Deadly Tobacco Becomes A Lifesaver - 09/02/14

  The irony ~   Tobacco, the very plant blamed for prematurely killing 443 thousand Americans each year.  Tobacco, the same plant that led to a $246 billion dollar lawsuit settlement in the 90's against the tobacco industry.  Tobacco, the cash crop for Kentucky and North Carolina for decades.  This little green plant that's gotten the bad rap for snuffing out lives too early... has now saved at least two.... and scientists can't grow enough of this hybrid tobacco fast enough.

   The Ebola outbreak the CDC now says, "is out of control" is all of the sudden heavily dependent on tobacco and it's all being grown just up the road from us in a lab in Owensboro, Kentucky.  Somehow, this special tobacco is able to host a cocktail of antibodies that kick starts the immune system in Ebola victims and promotes healing.

    It worked for the two American aid workers who were brought back here to the states for the experimental treatment.  Now, the challenge is to grow more of it faster and substantiate the trials needed to use it on sick people who will otherwise die, according to doctors.

     Scientists have been working on this tobacco cocktail known as ZMapp for years with plans for trials at some point in the future.  They just didn't anticipate what's now a pandemic in Liberia, Sierra Leone and Guinea.   The CDC says for every day Ebola spreads in West Africa, it threatens people of all nations who may travel.  It's hard to contain and highly contagious.
 
    That's why the CDC is dispatching a team to Senegal to help prevent the spread of the disease. More than 1500 people have already died and another American doctor came down sick with Ebola today.  He had been working with pregnant women in West Africa. 
 
      Just a little news update interwoven with a redemption story for tobacco and I think it's all pretty darn cool that it's happening just up the road from us.  A hop, skip and a jump away. 

 

Get This

Last Update on November 21, 2014 10:07 GMT

WEIRD WEATHER

ANCHORAGE, Alaska (AP) -- With much of the nation digging out from snowstorms -- you might figure Anchorage, Alaska, must be buried. But folks in Alaska's biggest city are asking where's the snow? As a large swath of the Lower 48 shivers, Anchorage is unseasonably warm. The little snow that has fallen has already melted. Not so in western New York, where Buffalo is being buried. There's so much snow on the ground, the NFL has decided to move the Bills' home game against the Jets. The game had been scheduled for Sunday in the Buffalo area, but will be played Monday night in Detroit. The Lions are at New England Sunday.
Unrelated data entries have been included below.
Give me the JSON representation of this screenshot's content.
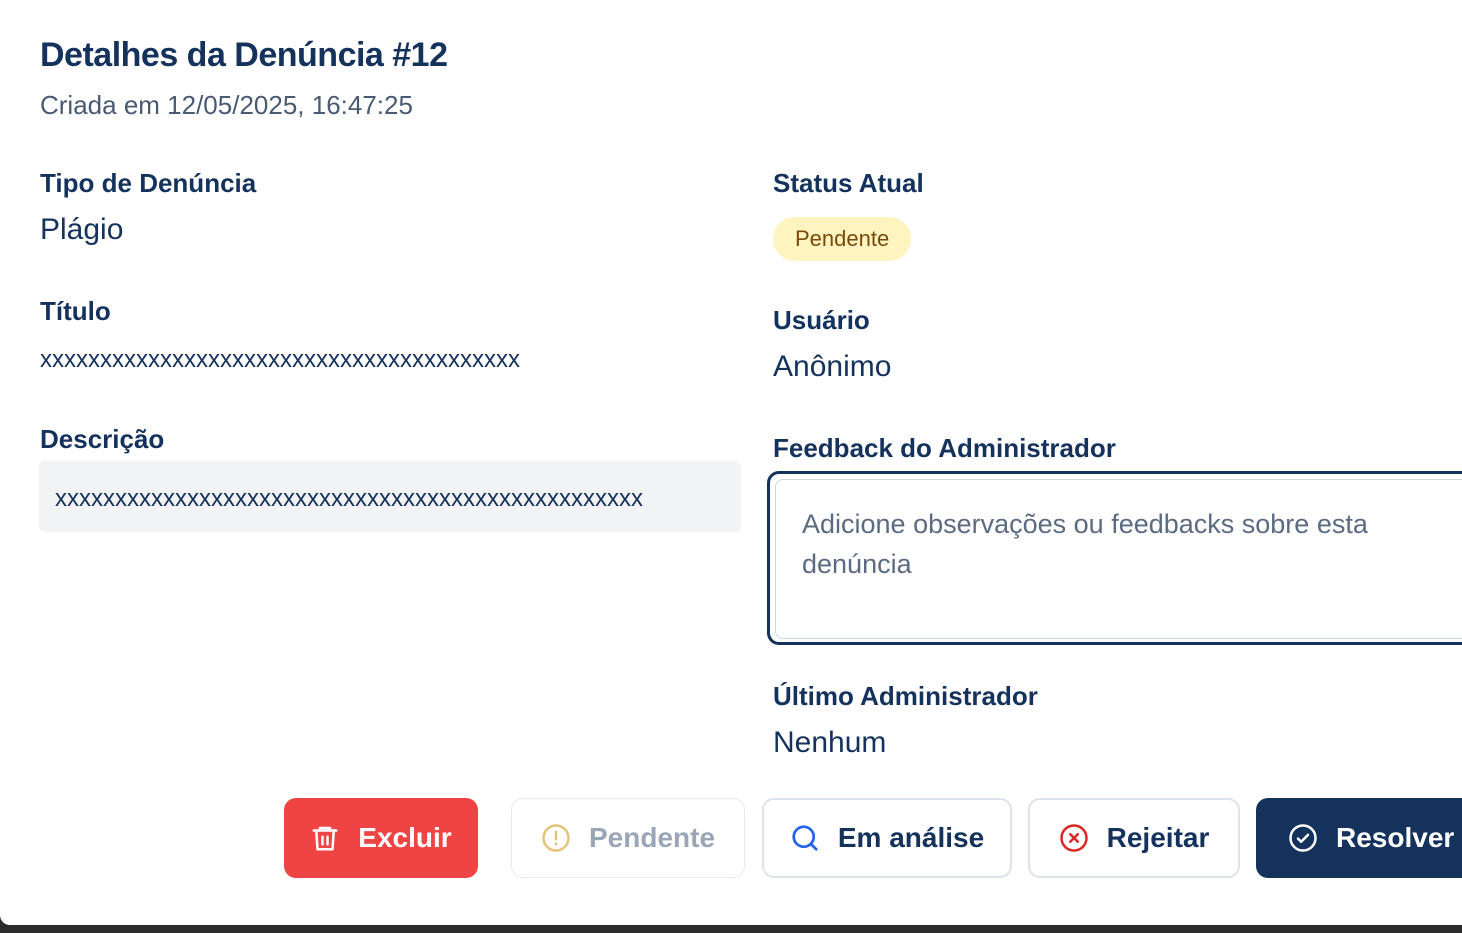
{
  "header": {
    "title": "Detalhes da Denúncia #12",
    "created": "Criada em 12/05/2025, 16:47:25"
  },
  "fields": {
    "type_label": "Tipo de Denúncia",
    "type_value": "Plágio",
    "title_label": "Título",
    "title_value": "xxxxxxxxxxxxxxxxxxxxxxxxxxxxxxxxxxxxxxxx",
    "desc_label": "Descrição",
    "desc_value": "xxxxxxxxxxxxxxxxxxxxxxxxxxxxxxxxxxxxxxxxxxxxxxxxx",
    "status_label": "Status Atual",
    "status_value": "Pendente",
    "user_label": "Usuário",
    "user_value": "Anônimo",
    "feedback_label": "Feedback do Administrador",
    "feedback_placeholder": "Adicione observações ou feedbacks sobre esta denúncia",
    "feedback_value": "",
    "last_admin_label": "Último Administrador",
    "last_admin_value": "Nenhum"
  },
  "actions": {
    "delete": "Excluir",
    "pending": "Pendente",
    "analysis": "Em análise",
    "reject": "Rejeitar",
    "resolve": "Resolver"
  },
  "colors": {
    "primary": "#14325c",
    "danger": "#ef4444",
    "badge_bg": "#fdf4bf",
    "badge_text": "#7a4a0b"
  },
  "icons": {
    "delete": "trash-icon",
    "pending": "alert-circle-icon",
    "analysis": "search-icon",
    "reject": "x-circle-icon",
    "resolve": "check-circle-icon"
  }
}
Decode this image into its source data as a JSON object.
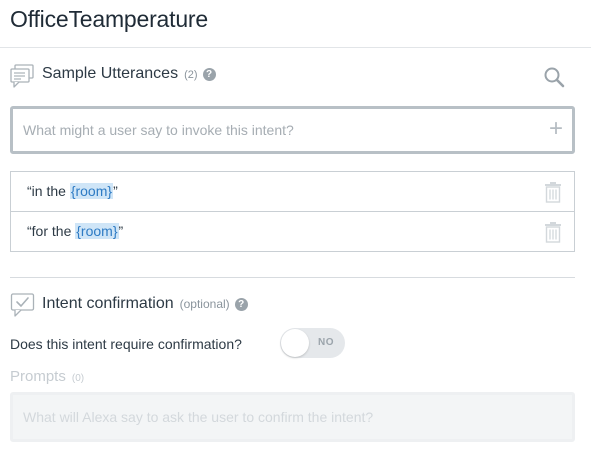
{
  "intent": {
    "name": "OfficeTeamperature"
  },
  "sample_utterances": {
    "title": "Sample Utterances",
    "count": "(2)",
    "help": "?",
    "placeholder": "What might a user say to invoke this intent?",
    "add_symbol": "+",
    "items": [
      {
        "prefix": "“in the ",
        "slot": "{room}",
        "suffix": "”"
      },
      {
        "prefix": "“for the ",
        "slot": "{room}",
        "suffix": "”"
      }
    ]
  },
  "intent_confirmation": {
    "title": "Intent confirmation",
    "optional": "(optional)",
    "help": "?",
    "question": "Does this intent require confirmation?",
    "toggle_label": "NO",
    "toggle_on": false
  },
  "prompts": {
    "title": "Prompts",
    "count": "(0)",
    "placeholder": "What will Alexa say to ask the user to confirm the intent?"
  },
  "colors": {
    "slot_bg": "#cfe5f7",
    "slot_text": "#2e7bc4",
    "border": "#c9cfd4"
  }
}
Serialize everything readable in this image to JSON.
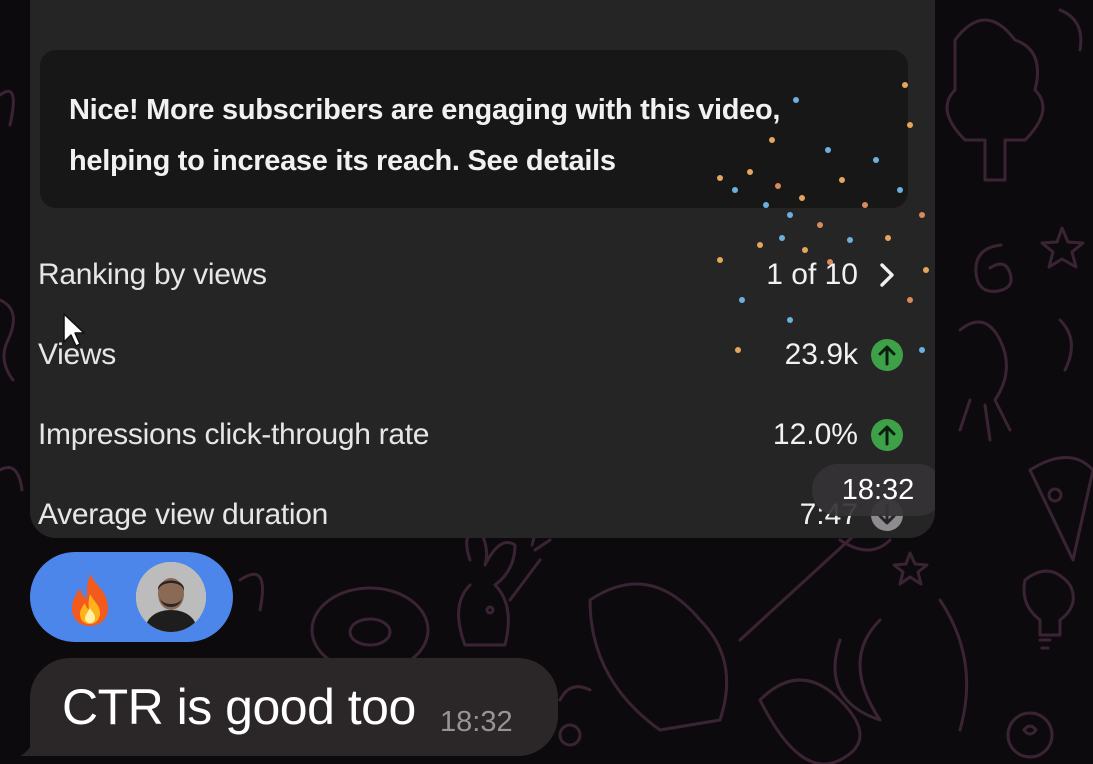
{
  "colors": {
    "background": "#0d0a0e",
    "doodle_stroke": "#3a2434",
    "bubble": "#262526",
    "card": "#171717",
    "up_arrow": "#3fa04a",
    "down_arrow": "#8e8c8e",
    "reaction_bg": "#4c86ea",
    "message_bubble": "#2b2627"
  },
  "media": {
    "info_card_text": "Nice! More subscribers are engaging with this video, helping to increase its reach. See details",
    "rows": [
      {
        "label": "Ranking by views",
        "value": "1 of 10",
        "icon": "chevron-right-icon"
      },
      {
        "label": "Views",
        "value": "23.9k",
        "icon": "arrow-up-icon"
      },
      {
        "label": "Impressions click-through rate",
        "value": "12.0%",
        "icon": "arrow-up-icon"
      },
      {
        "label": "Average view duration",
        "value": "7:47",
        "icon": "arrow-down-icon"
      }
    ],
    "timestamp": "18:32"
  },
  "reaction": {
    "emoji": "fire-emoji-icon",
    "avatar": "user-avatar"
  },
  "message": {
    "text": "CTR is good too",
    "time": "18:32"
  }
}
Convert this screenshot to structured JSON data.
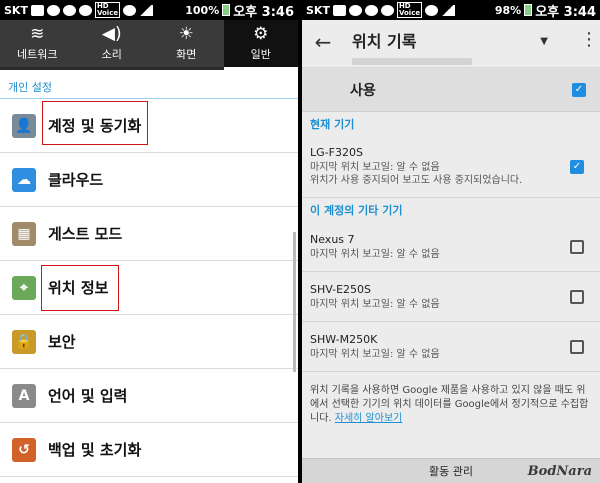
{
  "left": {
    "status": {
      "carrier": "SKT",
      "battery": "100%",
      "time": "오후 3:46"
    },
    "tabs": [
      {
        "label": "네트워크",
        "icon": "wifi-icon",
        "glyph": "≋"
      },
      {
        "label": "소리",
        "icon": "speaker-icon",
        "glyph": "◀)"
      },
      {
        "label": "화면",
        "icon": "brightness-icon",
        "glyph": "☀"
      },
      {
        "label": "일반",
        "icon": "gear-icon",
        "glyph": "⚙"
      }
    ],
    "section_title": "개인 설정",
    "items": [
      {
        "label": "계정 및 동기화",
        "icon": "account-icon",
        "glyph": "👤",
        "color": "#7a8a99"
      },
      {
        "label": "클라우드",
        "icon": "cloud-icon",
        "glyph": "☁",
        "color": "#2e8fe0"
      },
      {
        "label": "게스트 모드",
        "icon": "guest-mode-icon",
        "glyph": "▦",
        "color": "#a08a6a"
      },
      {
        "label": "위치 정보",
        "icon": "location-map-icon",
        "glyph": "⌖",
        "color": "#6aa85a"
      },
      {
        "label": "보안",
        "icon": "lock-icon",
        "glyph": "🔒",
        "color": "#c89a2a"
      },
      {
        "label": "언어 및 입력",
        "icon": "language-icon",
        "glyph": "A",
        "color": "#8a8a8a"
      },
      {
        "label": "백업 및 초기화",
        "icon": "backup-icon",
        "glyph": "↺",
        "color": "#d2622a"
      }
    ]
  },
  "right": {
    "status": {
      "carrier": "SKT",
      "battery": "98%",
      "time": "오후 3:44"
    },
    "appbar": {
      "title": "위치 기록",
      "menu_glyph": "⋮",
      "back_glyph": "←",
      "dropdown_glyph": "▼"
    },
    "master": {
      "label": "사용",
      "checked": true
    },
    "current_device_header": "현재 기기",
    "current_device": {
      "name": "LG-F320S",
      "last_reported": "마지막 위치 보고일: 알 수 없음",
      "note": "위치가 사용 중지되어 보고도 사용 중지되었습니다.",
      "checked": true
    },
    "other_devices_header": "이 계정의 기타 기기",
    "other_devices": [
      {
        "name": "Nexus 7",
        "last_reported": "마지막 위치 보고일: 알 수 없음",
        "checked": false
      },
      {
        "name": "SHV-E250S",
        "last_reported": "마지막 위치 보고일: 알 수 없음",
        "checked": false
      },
      {
        "name": "SHW-M250K",
        "last_reported": "마지막 위치 보고일: 알 수 없음",
        "checked": false
      }
    ],
    "footer_text": "위치 기록을 사용하면 Google 제품을 사용하고 있지 않을 때도 위에서 선택한 기기의 위치 데이터를 Google에서 정기적으로 수집합니다.",
    "footer_link": "자세히 알아보기",
    "action_button": "활동 관리",
    "watermark": "BodNara",
    "accent_color": "#1f8de0"
  }
}
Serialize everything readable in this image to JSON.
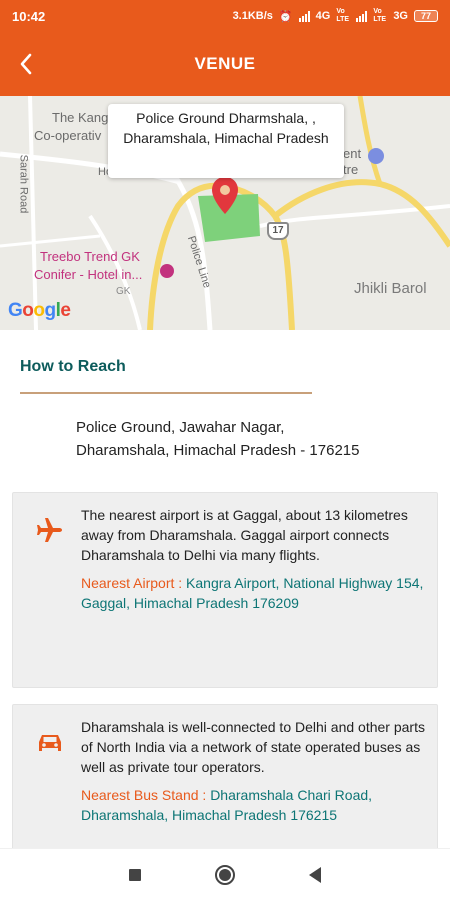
{
  "status_bar": {
    "time": "10:42",
    "speed": "3.1KB/s",
    "network_1": "4G",
    "network_1_sub": "Vo LTE",
    "network_2_sub": "Vo LTE",
    "network_2": "3G",
    "battery": "77",
    "background_color": "#e85a1c"
  },
  "app_bar": {
    "title": "VENUE",
    "back_icon": "chevron-left-icon",
    "background_color": "#e85a1c"
  },
  "map": {
    "callout": "Police Ground Dharmshala, , Dharamshala, Himachal Pradesh",
    "labels": {
      "kangra_coop_1": "The Kang",
      "kangra_coop_2": "Co-operativ",
      "hotel_partial": "Ho",
      "sarah_road": "Sarah Road",
      "police_line": "Police Line",
      "ent": "ent",
      "tre": "tre",
      "jhikli_barol": "Jhikli Barol",
      "route_17": "17",
      "gk": "GK"
    },
    "poi": {
      "treebo_line1": "Treebo Trend GK",
      "treebo_line2": "Conifer - Hotel in..."
    },
    "google_logo": "Google"
  },
  "how_to_reach": {
    "heading": "How to Reach",
    "address_line1": "Police Ground, Jawahar Nagar,",
    "address_line2": "Dharamshala, Himachal Pradesh - 176215"
  },
  "cards": {
    "airport": {
      "icon": "airplane-icon",
      "text": "The nearest airport is at Gaggal, about 13 kilometres away from Dharamshala. Gaggal airport connects Dharamshala to Delhi via many flights.",
      "nearest_label": "Nearest Airport : ",
      "nearest_value": "Kangra Airport, National Highway 154, Gaggal, Himachal Pradesh 176209"
    },
    "bus": {
      "icon": "car-icon",
      "text": "Dharamshala is well-connected to Delhi and other parts of North India via a network of state operated buses as well as private tour operators.",
      "nearest_label": "Nearest Bus Stand : ",
      "nearest_value": "Dharamshala Chari Road, Dharamshala, Himachal Pradesh 176215"
    }
  },
  "colors": {
    "accent": "#e85a1c",
    "teal": "#0d7575",
    "heading_teal": "#0d5c5c",
    "rule": "#c8a07a",
    "card_bg": "#efefef"
  },
  "nav_bar": {
    "recents_icon": "square-recents-icon",
    "home_icon": "circle-home-icon",
    "back_icon": "triangle-back-icon"
  }
}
UNCLAIMED LOTTERY PRIZE

RICHMOND, Va. (AP) -- A lucky $1 million Powerball winner could soon turn very unlucky. Virginia Lottery officials say the clock is ticking on a winning ticket sold for the June 21 drawing. The ticket hasn't been turned in yet. It will expire at the close of business on Dec. 18 if the jackpot isn't claimed. Virginia Lottery officials note winning tickets are only good for 180 days after the drawing.

CENTENARIAN-FIRST OCEAN VISIT

ORANGE BEACH, Ala. (AP) -- Ruby Holt has seen a lot in her more than 100 years. But one thing she never saw was the ocean -- at least not until this month. Holt got a chance to go to the beach, visiting the Gulf coast in Alabama. The trip was made possible by Brookdale Senior Living Solutions, where Holt lives in Columbia, Tennessee, and the Wish of a Lifetime organization. Holt says she had always heard about how wonderful the ocean is and wanted to see for herself. She got a chance to walk across the white sand with a little help and dip her feet into the cool Gulf waters. Holt turns 101 Dec. 13.

GIANT NUTCRACKER

ROSEBURG, Ore. (AP) -- It's nuts! A giant nutcracker will be the centerpiece of the annual holiday festival near Roseburg, Ore. Toby Johnson created the monster cracker using a chain saw. It will stand more than 40 feet tall and the nut-crushing power comes from a motor. Cranes are being used to assemble the nutcracker at the site of the festival, which opens Sunday. Sponsors tell The News-Review they're sending documentation to the Guinness people to earn a world's record for the biggest nutcracker.

 
Advertise with us!

Should Health and Human Services Secretary Kathleen Sebelius resign or be asked to resign by the President because of problems with the rollout of healthcare.gov and health care reform?

Yes
No
I Don't Know



Poll Results

25.83% Yes
25.54% No
48.61% I Don't Know

Talkers